You can just proceed on with the creation of the backup/system image on a future time when you already have the freedom for it to be created. Just be sure that the drive to which you want to load the backup/system image files into has enough memory space in it to store the needed stuff.

The tool will also inform you if the process has not been successful. You will know this because the process bar will be red and a prompt will appear in it telling you the error that has occurred. This commonly happens if you used an external hard drive and the connection on your computer suddenly gets loose causing the saving of the backup to be interrupted. If this happens, you can simply check the connections then repeat the selection process for the desired drive.

System Image: An Effective Tool for Virus and Malware Stricken PCs

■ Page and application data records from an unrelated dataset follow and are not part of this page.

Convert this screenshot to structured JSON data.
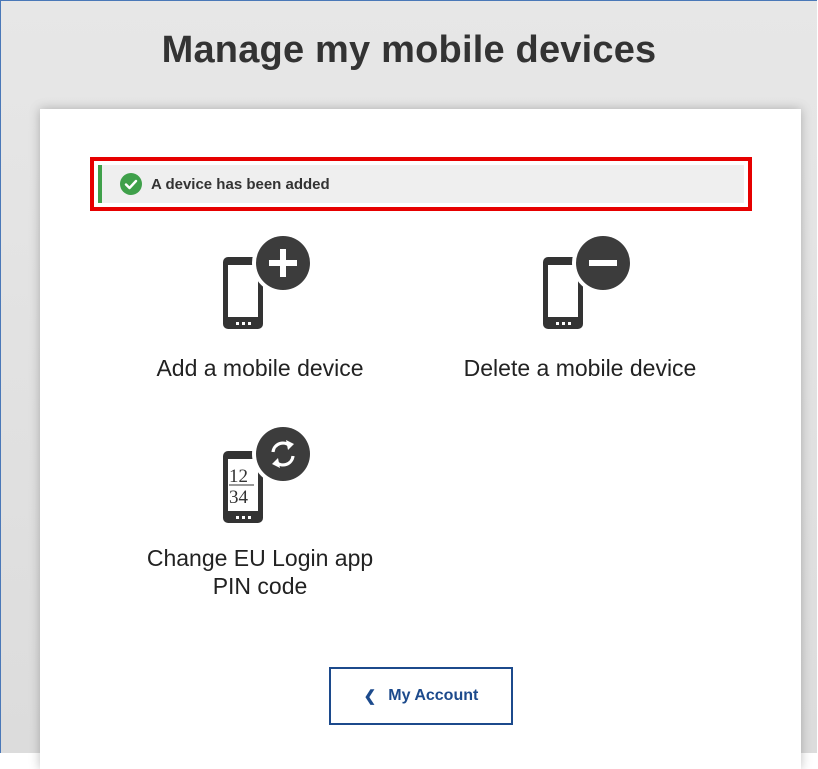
{
  "page": {
    "title": "Manage my mobile devices"
  },
  "alert": {
    "message": "A device has been added",
    "icon": "check-circle-icon",
    "status_color": "#3fa04a",
    "highlight_color": "#e60000"
  },
  "options": [
    {
      "label": "Add a mobile device",
      "icon": "phone-add-icon"
    },
    {
      "label": "Delete a mobile device",
      "icon": "phone-remove-icon"
    },
    {
      "label_line1": "Change EU Login app",
      "label_line2": "PIN code",
      "icon": "phone-pin-refresh-icon",
      "pin_digits_top": "12",
      "pin_digits_bottom": "34"
    }
  ],
  "nav": {
    "back_label": "My Account",
    "back_icon": "chevron-left-icon",
    "accent": "#1c4a8c"
  }
}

We have shown how Microsoft has made sure that users are protected against serious problems that can cause loss of important files using the System Restore tool in our previous tutorials but if you want to save a completely working system image that you can use when the worst thing happens to your Windows 10 machine then you definitely need to create a System Image by following the steps that we have shown in this tutorial.

Remember, it is always a good thing to be prepared for anything and the steps that we’ve shown in this tutorial is one of those preparations that you can use in order to counter the problems that viruses, malware and other system problems can bring. There really is no perfect operating system so the best thing that we can do is to take advantage of all the tools available in Windows which will help us protect ourselves, our families and all the files that took many years to accumulate which you have saved in your Windows machine.